§ Problem description: Line by line, reproduce the records exactly.

§ Dataset rows describing interfaces:
════════════════════
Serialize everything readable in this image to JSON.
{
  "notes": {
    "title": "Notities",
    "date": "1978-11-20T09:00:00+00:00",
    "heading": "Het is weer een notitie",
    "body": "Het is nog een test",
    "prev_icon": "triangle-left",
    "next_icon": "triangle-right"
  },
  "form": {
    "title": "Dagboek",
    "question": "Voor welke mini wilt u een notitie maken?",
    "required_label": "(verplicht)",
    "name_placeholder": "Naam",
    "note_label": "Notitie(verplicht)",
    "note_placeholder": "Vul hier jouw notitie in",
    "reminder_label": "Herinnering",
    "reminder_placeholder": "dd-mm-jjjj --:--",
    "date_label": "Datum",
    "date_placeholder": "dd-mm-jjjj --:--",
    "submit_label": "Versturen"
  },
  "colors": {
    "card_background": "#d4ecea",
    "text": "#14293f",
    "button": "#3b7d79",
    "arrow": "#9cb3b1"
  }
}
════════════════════
§ Answer to the problem:
Serialize everything readable in this image to JSON.
{
  "notes": {
    "title": "Notities",
    "date": "1978-11-20T09:00:00+00:00",
    "heading": "Het is weer een notitie",
    "body": "Het is nog een test",
    "prev_icon": "triangle-left",
    "next_icon": "triangle-right"
  },
  "form": {
    "title": "Dagboek",
    "question": "Voor welke mini wilt u een notitie maken?",
    "required_label": "(verplicht)",
    "name_placeholder": "Naam",
    "note_label": "Notitie(verplicht)",
    "note_placeholder": "Vul hier jouw notitie in",
    "reminder_label": "Herinnering",
    "reminder_placeholder": "dd-mm-jjjj --:--",
    "date_label": "Datum",
    "date_placeholder": "dd-mm-jjjj --:--",
    "submit_label": "Versturen"
  },
  "colors": {
    "card_background": "#d4ecea",
    "text": "#14293f",
    "button": "#3b7d79",
    "arrow": "#9cb3b1"
  }
}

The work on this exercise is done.